On March 3, the U.S. Securities and Exchange Commission’s (SEC) Division of Examinations released its 2021 examination priorities. According to the release, the Division of Examinations will prioritize the examination of a wide range of practices, products, and services that it believes present heightened risks to investors, including a greater focus on climate-related risks.
Correspondingly, on March 4, the SEC announced the creation of a Climate and Environmental, Social, and Governance (ESG) Task Force in the Division of Enforcement. This task force will focus on developing initiatives to proactively identify misconduct related to climate and ESG issues. The task force will additionally “evaluate and pursue tips, referrals, and whistleblower complaints on ESG-related issues.”
The Division of Examinations releases its examination priorities annually. The Division completes on-site exams of market participants in order to inform the SEC’s rule-making initiviates, identify risks, and pursue misconduct. In instances where exams reveal potential misconduct, the Division of Examinations refers the matter to the Division of Enforcement.
The examination priorities for the 2021 fiscal year include many areas that have been prioritized in recent years.
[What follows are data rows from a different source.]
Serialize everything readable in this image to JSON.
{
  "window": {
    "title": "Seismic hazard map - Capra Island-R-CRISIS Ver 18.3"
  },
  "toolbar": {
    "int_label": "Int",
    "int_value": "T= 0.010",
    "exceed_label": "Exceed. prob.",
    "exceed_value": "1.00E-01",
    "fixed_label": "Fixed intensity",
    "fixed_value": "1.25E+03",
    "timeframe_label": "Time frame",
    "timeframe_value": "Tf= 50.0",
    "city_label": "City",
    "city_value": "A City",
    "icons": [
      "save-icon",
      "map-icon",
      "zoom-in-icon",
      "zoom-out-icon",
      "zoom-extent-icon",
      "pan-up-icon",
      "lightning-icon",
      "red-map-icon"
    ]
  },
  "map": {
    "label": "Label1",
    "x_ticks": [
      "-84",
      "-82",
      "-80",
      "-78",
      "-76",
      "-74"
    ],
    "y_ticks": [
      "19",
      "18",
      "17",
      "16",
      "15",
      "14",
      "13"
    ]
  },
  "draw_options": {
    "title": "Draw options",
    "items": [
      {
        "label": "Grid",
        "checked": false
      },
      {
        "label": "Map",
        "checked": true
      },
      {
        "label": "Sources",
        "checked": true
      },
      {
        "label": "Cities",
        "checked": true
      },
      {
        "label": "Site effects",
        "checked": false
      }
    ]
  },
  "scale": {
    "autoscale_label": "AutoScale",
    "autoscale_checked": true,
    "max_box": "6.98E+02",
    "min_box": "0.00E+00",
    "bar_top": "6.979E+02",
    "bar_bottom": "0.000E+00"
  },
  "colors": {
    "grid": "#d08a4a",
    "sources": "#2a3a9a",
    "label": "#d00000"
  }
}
Some of these priorities are “retail investors, including seniors and those saving for retirement, through Reg. BI and fiduciary duty compliance,” “financial technology (Fintech) and innovation, including digital assets,” and “information security and operational resiliency.” While these have all been priorities in recent years, the Division of Examinations intends to focus more greatly on the ways these areas intersect with climate and ESG issues.
“This year, the Division [of Examinations] is enhancing its focus on climate and ESG-related risks by examining proxy voting policies and practices to ensure voting aligns with investors’ best interests and expectations, as well as firms’ business continuity plans in light of intensifying physical risks associated with climate change,” said Acting Chair Allison Herren Lee. “Through these and other efforts, we are integrating climate and ESG considerations into the agency’s broader regulatory framework.”
“Our priorities reflect the complicated, diverse, and evolving nature of the risks to investors and the markets, including climate and ESG,” said Division of Examinations Director Pete Driscoll. “In this unprecedented time, the Division is committed to continuing to adapt examination processes and find innovative ways to enhance the effectiveness of examinations and our risk-based approach. However, the bedrock of our examination program remains unchanged. The work we do, from examinations to publishing risk alerts and conducting outreach, serves our mission to promote compliance and protect investors.”
The newly announced Climate and ESG Task Force will be led by Kelly L. Gibson, the Acting Deputy Director of Enforcement. According to the SEC, the task force’s initial focus “will be to identify any material gaps or misstatements in issuers’ disclosure of climate risks under existing rules.”
“Climate risks and sustainability are critical issues for the investing public and our capital markets,” said Acting Chair Lee. “The task force announced today will play an important role in enhancing and coordinating the efforts of the Division of Enforcement, the Office of the Whistleblower, and other parts of the agency to bolster the efforts of the Commission as a whole on these vital matters.”
Following the SEC’s announcement, the National Whistleblower Center (NWC) released a statement commending the task force’s creation. In July of 2020, the NWC released a report “Exposing a Ticking Time Bomb: How Fossil Fuel Industry Fraud is Setting Us Up for a Financial Implosion – and What Whistleblowers Can Do About It.” The report details “the dramatic understatement of risks posed by climate change to fossil fuel companies’ own financial condition and to the economy at large,” and highlights the crucial role whistleblowers can play in exposing these types of fraud.
“We applaud the SEC’s commitment to addressing fraudulent concealment of climate risk through the creation of this task force,” said John Kostyack, Executive Director of the NWC. “Decades of deception in the fossil fuel industry have cheated investors of critical information and left our economy woefully unprepared to address climate change. We look forward to working with whistleblowers and others fighting climate-related corruption to ensure that this task force succeeds with its critical mission.”
Since the SEC Whistleblower Program was created in 2010, whistleblowers have played a crucial role in the SEC’s enforcement efforts. According to the program’s 2020 annual report to Congress, $2.7 billion in total monetary sanctions have been triggered by whistleblower disclosures, including “more than $1.5 billion in disgorgement of ill-gotten gains and interest, of which more than $850 million has been, or is scheduled to be, returned to harmed investors.” Since issuing its first whistleblower award in 2012, the SEC has awarded approximately $758 million to 142 individuals.